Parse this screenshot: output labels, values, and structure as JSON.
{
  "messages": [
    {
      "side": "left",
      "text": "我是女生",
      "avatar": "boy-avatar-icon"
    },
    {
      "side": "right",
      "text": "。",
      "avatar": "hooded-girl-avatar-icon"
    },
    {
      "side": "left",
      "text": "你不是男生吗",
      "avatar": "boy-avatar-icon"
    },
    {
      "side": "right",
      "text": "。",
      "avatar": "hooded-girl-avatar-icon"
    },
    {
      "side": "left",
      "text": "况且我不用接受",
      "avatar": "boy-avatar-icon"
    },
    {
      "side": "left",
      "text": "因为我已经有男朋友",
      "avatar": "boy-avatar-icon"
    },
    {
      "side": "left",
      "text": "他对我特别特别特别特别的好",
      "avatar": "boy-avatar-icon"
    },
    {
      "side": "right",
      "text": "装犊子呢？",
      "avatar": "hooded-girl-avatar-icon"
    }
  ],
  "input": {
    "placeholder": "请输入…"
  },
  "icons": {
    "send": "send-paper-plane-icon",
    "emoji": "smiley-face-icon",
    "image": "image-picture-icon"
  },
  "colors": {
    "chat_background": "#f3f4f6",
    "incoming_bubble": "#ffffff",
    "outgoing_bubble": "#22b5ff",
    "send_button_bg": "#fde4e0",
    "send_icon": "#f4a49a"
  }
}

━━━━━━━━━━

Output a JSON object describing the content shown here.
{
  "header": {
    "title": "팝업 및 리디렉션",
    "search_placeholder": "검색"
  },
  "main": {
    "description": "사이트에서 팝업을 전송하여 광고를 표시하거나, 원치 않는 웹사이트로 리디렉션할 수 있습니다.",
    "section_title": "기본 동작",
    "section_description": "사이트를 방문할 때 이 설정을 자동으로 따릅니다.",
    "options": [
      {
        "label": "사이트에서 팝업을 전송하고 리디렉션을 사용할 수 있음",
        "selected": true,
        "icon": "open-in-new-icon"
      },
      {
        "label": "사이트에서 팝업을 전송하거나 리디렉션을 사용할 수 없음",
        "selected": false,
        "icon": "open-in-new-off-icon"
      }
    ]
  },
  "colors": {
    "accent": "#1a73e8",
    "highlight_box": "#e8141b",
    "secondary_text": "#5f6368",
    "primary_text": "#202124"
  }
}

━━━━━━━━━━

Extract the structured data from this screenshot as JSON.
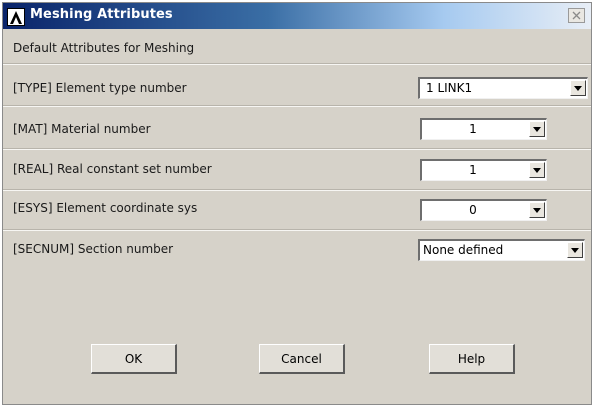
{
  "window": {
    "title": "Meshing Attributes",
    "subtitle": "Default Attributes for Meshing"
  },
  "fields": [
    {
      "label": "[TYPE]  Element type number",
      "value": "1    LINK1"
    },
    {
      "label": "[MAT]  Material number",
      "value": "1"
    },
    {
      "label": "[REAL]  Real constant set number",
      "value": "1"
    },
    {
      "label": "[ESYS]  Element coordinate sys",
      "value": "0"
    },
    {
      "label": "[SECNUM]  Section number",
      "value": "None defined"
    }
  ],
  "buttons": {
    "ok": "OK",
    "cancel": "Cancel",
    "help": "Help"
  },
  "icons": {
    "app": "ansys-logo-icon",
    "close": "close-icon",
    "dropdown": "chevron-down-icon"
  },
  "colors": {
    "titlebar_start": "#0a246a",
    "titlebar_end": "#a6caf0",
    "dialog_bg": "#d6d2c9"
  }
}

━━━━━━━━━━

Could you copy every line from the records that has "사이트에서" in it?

→ Answer for the task
    "description": "사이트에서 팝업을 전송하여 광고를 표시하거나, 원치 않는 웹사이트로 리디렉션할 수 있습니다.",
        "label": "사이트에서 팝업을 전송하고 리디렉션을 사용할 수 있음",
        "label": "사이트에서 팝업을 전송하거나 리디렉션을 사용할 수 없음",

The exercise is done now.